On Monday the new Abinoojii Gamig Family Centre opened in their new location on 821 McIrvine Rd. This new facility will house the Zaagi’idiwin Headstart Program, Prenatal Nutrition Program, CAP-C (Family Support) Program and Healthy Babies and the Healthy Children Program.
Sheila McMahon, executive director at the United Native Friendship Centre (UNFC), said they will not be having their grand opening just yet due to COVID-19 restrictions. Despite not being able to celebrate, Sheila said she is happy to see this project come to fruition amidst a pandemic.
The construction process has taken 18 months from when they first dug up ground in August 2018. Although this project was funded by the Ministry of Education, the UNFC had to apply through the Rainy River District Social Services Administration Board.
Sheila said former Liberal Premier Kathleen Wynne provided the funding for Indigenous-led childcare programs across the province.
The UNFC received $2.8 million and it cost about $3.5 million to build the facility.

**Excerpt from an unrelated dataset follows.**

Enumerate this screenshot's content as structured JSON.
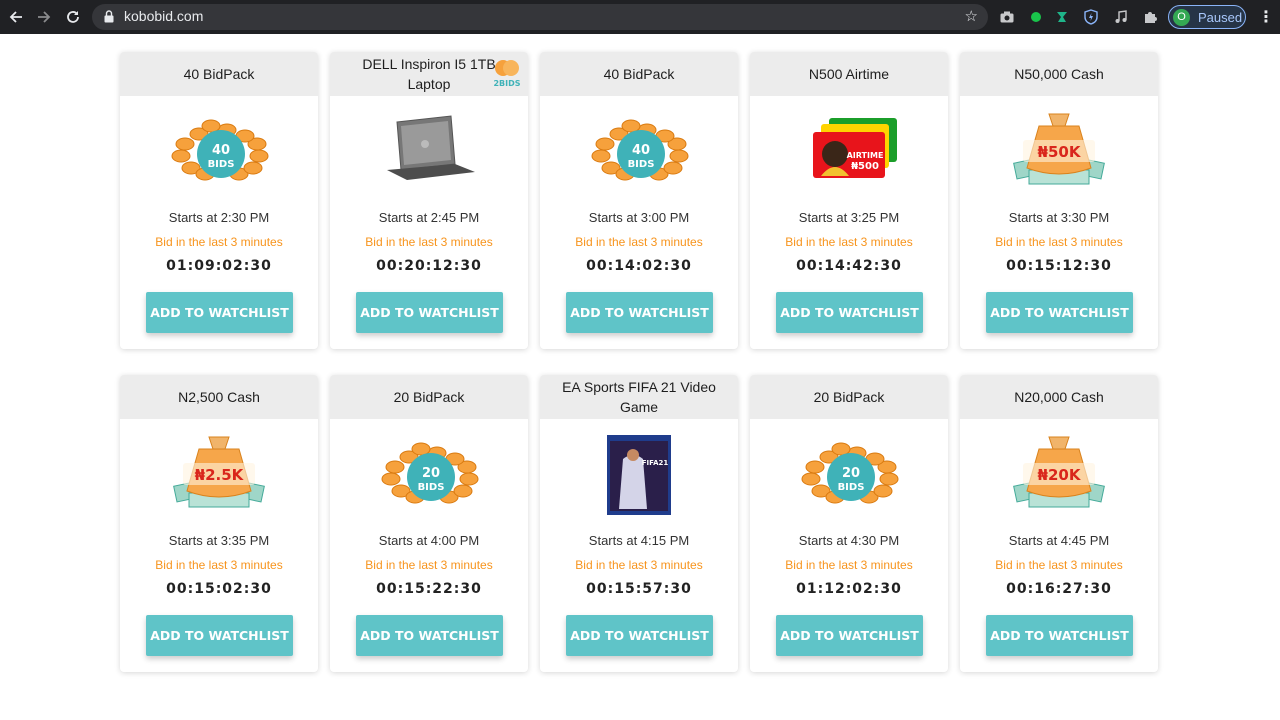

Sheila said the $700,000 deficit came out of the UNFC.
Sheila said this building is not just an extension of the Headstart program that was running out of 308 Butler Ave. She said they have obtained licensing to have an infant and a toddler daycare.
The UNFC is licensed to have 24 children for the headstart program, 15 toddlers and 9 infants for the daycares.
“It’s been on our radar for a number of years,” Sheila said. “We did a survey with our clients and parents in our programs about what the needs are in our community for children aged zero to six and they said childcare.”
Sheila said the UNFC had been studying and surveying what the community needs for five years prior to putting a shovel in the ground.
“We wanted to support the parents that were going to school and provide childcare for them so they didn’t have to worry about that when they were getting their education,” Sheila said. “We want to support parents that were making minimum wage, because childcare is very expensive in this community so we wanted to look at different ways where we could support the community.”
Richard Bruyere, president of the UNFC, said this new childcare and family centre is a big plus for the Indigenous community especially for parents who cannot afford daycare.
“We’re excited about it and we’re so thankful for all the hard work that Sheila put into it and with Saulteaux Consulting & Engineering and Veldhuisen Construction Inc.,” Bruyere said. “All we really had to do is select the site.”
Sheila said she also is happy to have good staff, whose work also contributed to the success of the project.
“I can’t say enough for our staff, because when we were moving they worked very hard and were very excited to get into a new facility,” Sheila said. “They’re amazing to work with. They’re excellent with the families, they treat the families with respect. You can’t find any better people in this community.”
Charity McMahon, Early Learning Programs lead, said although they are licensed to have 24 children in the headstart program, they are only allowing 14 due to COVID-19 capacity limit.
“I kept the numbers at 14 and our funders are more than supportive with that,” Charity said. “I plan on operating at max capacity at 24 in September, given that our community is safe with case numbers.”
Sheila said they are still in the process of hiring early childhood educators.
“You can’t open the rooms until you have staff to open them,” Sheila said.